Shelby had first indicated on Wednesday that he believed they would try to move funding bills on the Senate floor this week. 
 
He added on Thursday that Senate Minority Leader Charles SchumerCharles (Chuck) Ellis SchumerTensions rise in Senate's legislative 'graveyard' 2020 Republicans accuse Schumer of snubbing legislation Schumer: Leadership trying to work out competing surprise medical bill measures MORE (D-N.Y.) hasn't promised him the Democratic caucus will support bringing up the government funding bills next week but that he had spoken with Democratic floor staff who indicated "we would be successful." 
 
"The talk on the floor is that we're going to do OK," Shelby added. 
 
Lawmakers need to pass the 12 appropriations bills, or another short-term patch, by Nov. 21 to avoid a shutdown next month. 
 
So far, the Senate has passed none of its fiscal 2020 bills, while the House has passed 10 out of 12. 
 
The Senate previously tried to bring a mammoth package in September that would have included defense spending but Democrats opposed bringing up the bill. 
 
Republicans on the Senate Appropriations Committee rejected an amendment to the Senate defense bill that would have limited Trump's ability to redirect Pentagon funding toward the border wall without congressional approval. 
 
It's unclear if Democrats will agree to pass the defense bill.
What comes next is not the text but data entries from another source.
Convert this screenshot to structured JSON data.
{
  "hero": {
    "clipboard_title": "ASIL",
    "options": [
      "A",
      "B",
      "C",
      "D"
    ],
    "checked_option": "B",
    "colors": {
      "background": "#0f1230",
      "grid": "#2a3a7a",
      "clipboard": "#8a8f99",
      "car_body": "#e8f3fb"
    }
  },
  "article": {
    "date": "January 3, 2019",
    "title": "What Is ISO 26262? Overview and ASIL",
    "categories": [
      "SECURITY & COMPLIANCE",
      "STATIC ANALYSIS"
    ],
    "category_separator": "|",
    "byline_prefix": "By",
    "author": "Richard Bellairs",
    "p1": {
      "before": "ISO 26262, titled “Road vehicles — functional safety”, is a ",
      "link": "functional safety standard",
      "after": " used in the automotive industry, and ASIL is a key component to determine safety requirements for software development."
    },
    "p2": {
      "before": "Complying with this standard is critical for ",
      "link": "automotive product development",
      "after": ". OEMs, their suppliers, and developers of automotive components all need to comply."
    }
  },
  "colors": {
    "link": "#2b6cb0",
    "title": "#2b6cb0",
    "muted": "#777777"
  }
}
Leahy said Thursday that "defense is going to have to wait a bit."
 
Democrats have been fuming after Republicans forced through top-line spending figures that they felt padded extra money into the Department of Homeland Security.
 
Shelby said Thursday that they had not yet reached a deal with Lowey on the top-line figures but their staffs were talking.
 
 
Two of the House-passed spending bills, covering the State Department and foreign operations and for financial services and general government, included language blocking the use of funds for the G-7 were it to be held at a Trump property.
 
Democrats quickly seized on Mulvaney's announcement.  
 
"As we prepare to negotiate final appropriations bills, Senate Republicans will have to choose whether to stand up to this blatant corruption or once again allow President TrumpDonald John TrumpFive takeaways from the Democratic debate As Buttigieg rises, Biden is still the target Leading Democrats largely pull punches at debate MORE to violate basic norms and profit off the Presidency," a press statement from the House Appropriations committee said.
 
Niv Elis contributed.